The status of women in North Carolina reveals both women’s progress over the last few decades and places where their advancement has slowed or stalled. A report from the Institute for Women’s Policy Research (IWPR), The Status of Women in North Carolina, shows that women are well-represented in the state’s elective executive positions and hold a higher proportion of state legislature seats than in 1996; have experienced a narrowing of the gender wage gap; and are much more likely now than 20 years ago to work in managerial or professional positions and to earn a bachelor’s degree or higher. In addition, women in North
Carolina are the equal or main bread winner in close to four out of ten families with children.
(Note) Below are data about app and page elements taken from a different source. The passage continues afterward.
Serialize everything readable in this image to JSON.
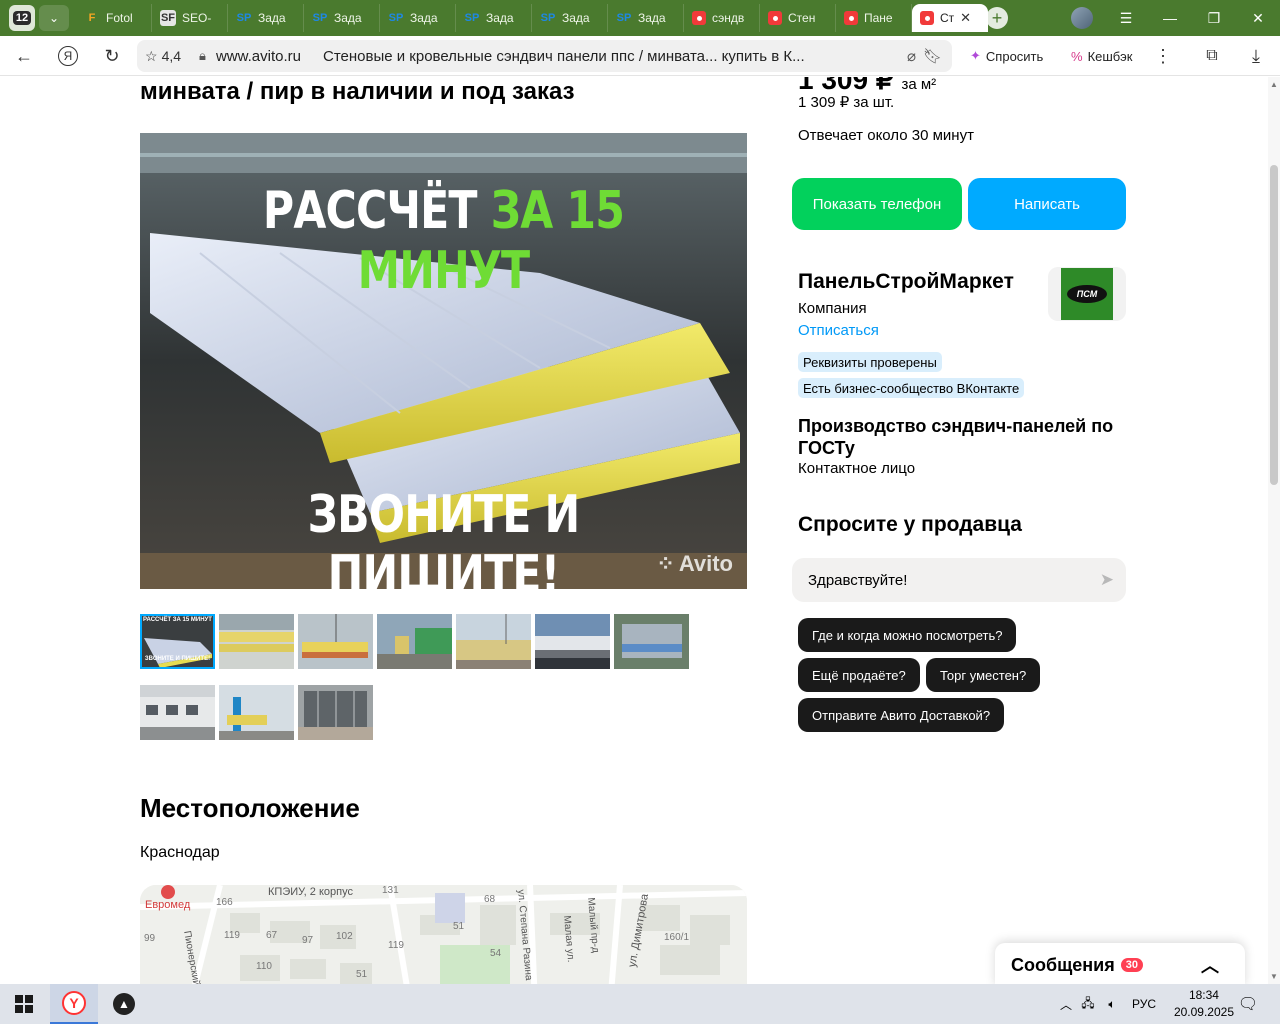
{
  "browser": {
    "tab_count": "12",
    "tabs": [
      {
        "label": "Fotol",
        "fav": "F"
      },
      {
        "label": "SEO-",
        "fav": "SF"
      },
      {
        "label": "Зада",
        "fav": "SP"
      },
      {
        "label": "Зада",
        "fav": "SP"
      },
      {
        "label": "Зада",
        "fav": "SP"
      },
      {
        "label": "Зада",
        "fav": "SP"
      },
      {
        "label": "Зада",
        "fav": "SP"
      },
      {
        "label": "Зада",
        "fav": "SP"
      },
      {
        "label": "сэндв",
        "fav": ""
      },
      {
        "label": "Стен",
        "fav": ""
      },
      {
        "label": "Пане",
        "fav": ""
      },
      {
        "label": "Ст",
        "fav": ""
      }
    ],
    "rating": "4,4",
    "domain": "www.avito.ru",
    "page_title": "Стеновые и кровельные сэндвич панели ппс / минвата... купить в К...",
    "ask_btn": "Спросить",
    "cashback_btn": "Кешбэк"
  },
  "listing": {
    "title_line": "минвата / пир в наличии и под заказ",
    "photo_text_top_white": "РАССЧЁТ",
    "photo_text_top_green": "ЗА 15 МИНУТ",
    "photo_text_bottom": "ЗВОНИТЕ И ПИШИТЕ!",
    "watermark": "Avito",
    "thumb_caption_1": "РАССЧЁТ ЗА 15 МИНУТ",
    "thumb_caption_2": "ЗВОНИТЕ И ПИШИТЕ!"
  },
  "location": {
    "heading": "Местоположение",
    "city": "Краснодар",
    "map_labels": [
      "Евромед",
      "КПЭИУ, 2 корпус",
      "Пионерский",
      "ул. Степана Разина",
      "Малая ул.",
      "Малый пр-д",
      "ул. Димитрова",
      "166",
      "131",
      "68",
      "99",
      "119",
      "67",
      "97",
      "102",
      "119",
      "51",
      "54",
      "110",
      "51",
      "160/1"
    ]
  },
  "sidebar": {
    "price_partial": "1 309 ₽",
    "price_unit_partial": "за м²",
    "price_per_item": "1 309 ₽ за шт.",
    "reply_time": "Отвечает около 30 минут",
    "phone_btn": "Показать телефон",
    "write_btn": "Написать",
    "seller_name": "ПанельСтройМаркет",
    "seller_type": "Компания",
    "unsubscribe": "Отписаться",
    "logo_text": "ПСМ",
    "badge_1": "Реквизиты проверены",
    "badge_2": "Есть бизнес-сообщество ВКонтакте",
    "contact_title": "Производство сэндвич-панелей по ГОСТу",
    "contact_role": "Контактное лицо",
    "ask_heading": "Спросите у продавца",
    "ask_input": "Здравствуйте!",
    "chips": [
      "Где и когда можно посмотреть?",
      "Ещё продаёте?",
      "Торг уместен?",
      "Отправите Авито Доставкой?"
    ]
  },
  "messages": {
    "label": "Сообщения",
    "count": "30"
  },
  "taskbar": {
    "lang": "РУС",
    "time": "18:34",
    "date": "20.09.2025"
  }
}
The teen pregnancy rate in the state has also declined dramatically in recent years, and North Carolina’s women are more likely to receive certain preventive health procedures, such as mammograms, than women in the nation overall.